Go through the data below line by line and count those containing the word "ffffff". Reply with the count only.

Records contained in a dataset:
[Start of Attachment]
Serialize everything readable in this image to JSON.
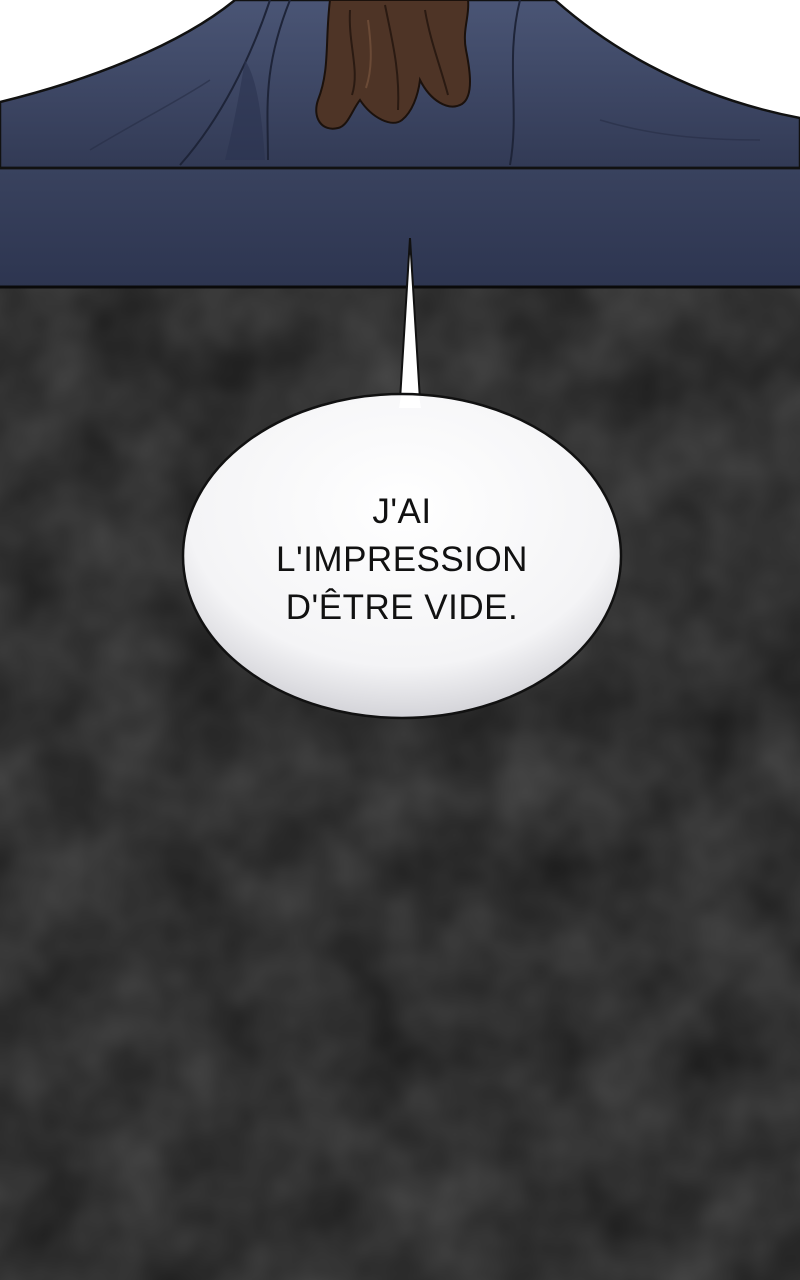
{
  "panel": {
    "speech_lines": [
      "J'AI",
      "L'IMPRESSION",
      "D'ÊTRE VIDE."
    ]
  },
  "colors": {
    "page_background": "#ffffff",
    "shadow_background": "#1a1a1a",
    "cloak_blue": "#3c4663",
    "cloak_shadow": "#2c3450",
    "hair_brown": "#4e3426",
    "bubble_fill": "#ffffff"
  }
}
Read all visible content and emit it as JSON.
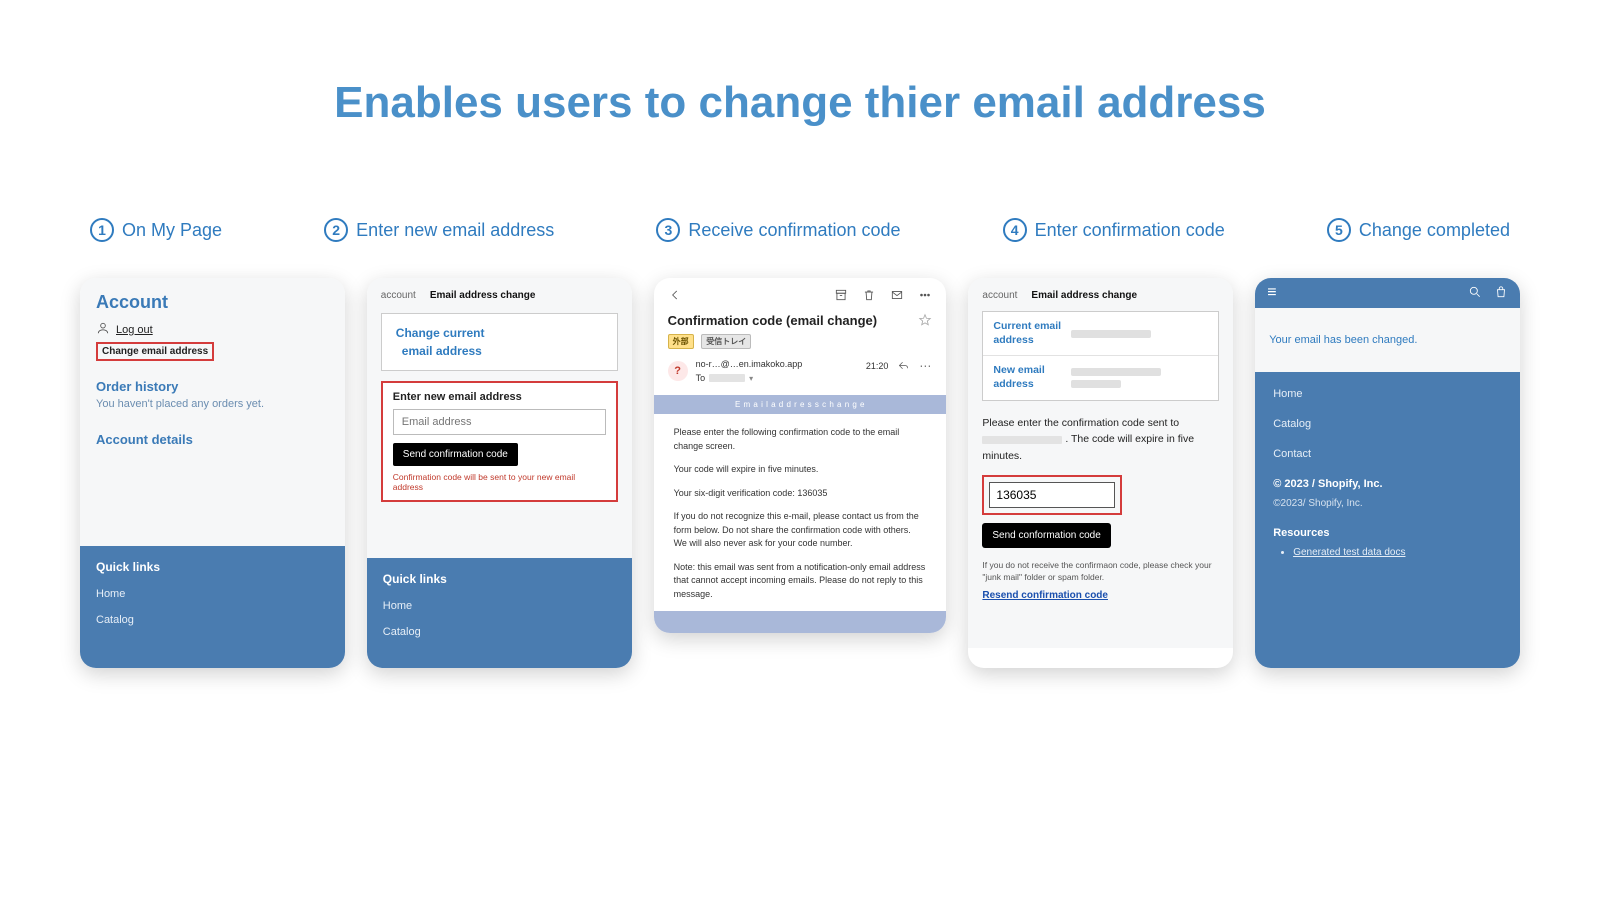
{
  "title": "Enables users to change thier email address",
  "steps": [
    {
      "num": "1",
      "label": "On My Page"
    },
    {
      "num": "2",
      "label": "Enter new email address"
    },
    {
      "num": "3",
      "label": "Receive confirmation code"
    },
    {
      "num": "4",
      "label": "Enter confirmation code"
    },
    {
      "num": "5",
      "label": "Change completed"
    }
  ],
  "card1": {
    "account": "Account",
    "logout": "Log out",
    "change_link": "Change email address",
    "order_history": "Order history",
    "order_none": "You haven't placed any orders yet.",
    "details": "Account details",
    "quick": "Quick links",
    "home": "Home",
    "catalog": "Catalog"
  },
  "card2": {
    "crumb_a": "account",
    "crumb_b": "Email address change",
    "box_l1": "Change current",
    "box_l2": "email address",
    "enter_label": "Enter new email address",
    "placeholder": "Email address",
    "send": "Send confirmation code",
    "note": "Confirmation code will be sent to your new email address",
    "quick": "Quick links",
    "home": "Home",
    "catalog": "Catalog"
  },
  "card3": {
    "subject": "Confirmation code (email change)",
    "tag1": "外部",
    "tag2": "受信トレイ",
    "from": "no-r…@…en.imakoko.app",
    "time": "21:20",
    "to_label": "To",
    "bar": "E m a i l   a d d r e s s   c h a n g e",
    "p1": "Please enter the following confirmation code to the email change screen.",
    "p2": "Your code will expire in five minutes.",
    "p3": "Your six-digit verification code: 136035",
    "p4": "If you do not recognize this e-mail, please contact us from the form below. Do not share the confirmation code with others. We will also never ask for your code number.",
    "p5": "Note: this email was sent from a notification-only email address that cannot accept incoming emails. Please do not reply to this message."
  },
  "card4": {
    "crumb_a": "account",
    "crumb_b": "Email address change",
    "current": "Current email address",
    "new": "New email address",
    "msg_a": "Please enter the confirmation code sent to",
    "msg_b": ". The code will expire in five minutes.",
    "code": "136035",
    "send": "Send conformation code",
    "note": "If you do not receive the confirmaon code, please check your \"junk mail\" folder or spam folder.",
    "resend": "Resend confirmation code"
  },
  "card5": {
    "changed": "Your email has been changed.",
    "home": "Home",
    "catalog": "Catalog",
    "contact": "Contact",
    "copy1": "© 2023 / Shopify, Inc.",
    "copy2": "©2023/ Shopify, Inc.",
    "resources": "Resources",
    "doc": "Generated test data docs"
  }
}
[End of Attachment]
(RESULT OF THE TASK): 2